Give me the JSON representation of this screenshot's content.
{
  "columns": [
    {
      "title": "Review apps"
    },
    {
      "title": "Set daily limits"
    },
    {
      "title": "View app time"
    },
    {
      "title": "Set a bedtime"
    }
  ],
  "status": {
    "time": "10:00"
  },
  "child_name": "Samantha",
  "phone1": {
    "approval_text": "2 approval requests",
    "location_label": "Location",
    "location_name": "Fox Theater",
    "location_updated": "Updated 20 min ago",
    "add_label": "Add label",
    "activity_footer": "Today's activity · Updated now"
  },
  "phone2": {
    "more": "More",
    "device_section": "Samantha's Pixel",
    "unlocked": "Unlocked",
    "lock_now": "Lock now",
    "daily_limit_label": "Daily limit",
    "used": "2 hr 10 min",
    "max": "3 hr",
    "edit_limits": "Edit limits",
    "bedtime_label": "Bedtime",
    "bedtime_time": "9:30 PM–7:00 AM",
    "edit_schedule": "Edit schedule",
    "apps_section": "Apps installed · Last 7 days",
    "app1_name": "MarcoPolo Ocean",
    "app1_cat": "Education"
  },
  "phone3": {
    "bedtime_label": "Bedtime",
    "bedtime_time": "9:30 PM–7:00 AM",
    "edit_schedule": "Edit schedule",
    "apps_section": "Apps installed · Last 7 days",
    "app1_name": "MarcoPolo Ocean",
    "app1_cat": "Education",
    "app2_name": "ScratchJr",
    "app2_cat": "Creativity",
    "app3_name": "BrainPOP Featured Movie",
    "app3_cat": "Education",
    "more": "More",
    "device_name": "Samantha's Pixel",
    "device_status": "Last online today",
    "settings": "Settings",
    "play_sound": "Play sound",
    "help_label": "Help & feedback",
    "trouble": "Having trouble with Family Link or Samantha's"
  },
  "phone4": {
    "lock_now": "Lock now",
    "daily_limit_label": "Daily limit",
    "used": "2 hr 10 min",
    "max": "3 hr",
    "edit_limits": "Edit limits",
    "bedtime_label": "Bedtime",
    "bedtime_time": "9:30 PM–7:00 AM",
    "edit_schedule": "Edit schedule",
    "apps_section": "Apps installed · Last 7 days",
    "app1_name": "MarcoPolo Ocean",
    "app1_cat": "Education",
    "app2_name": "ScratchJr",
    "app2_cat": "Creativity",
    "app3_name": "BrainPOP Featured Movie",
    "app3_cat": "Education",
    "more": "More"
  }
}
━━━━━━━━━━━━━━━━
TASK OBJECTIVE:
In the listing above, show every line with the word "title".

WRITTEN ANSWER:
      "title": "Review apps"
      "title": "Set daily limits"
      "title": "View app time"
      "title": "Set a bedtime"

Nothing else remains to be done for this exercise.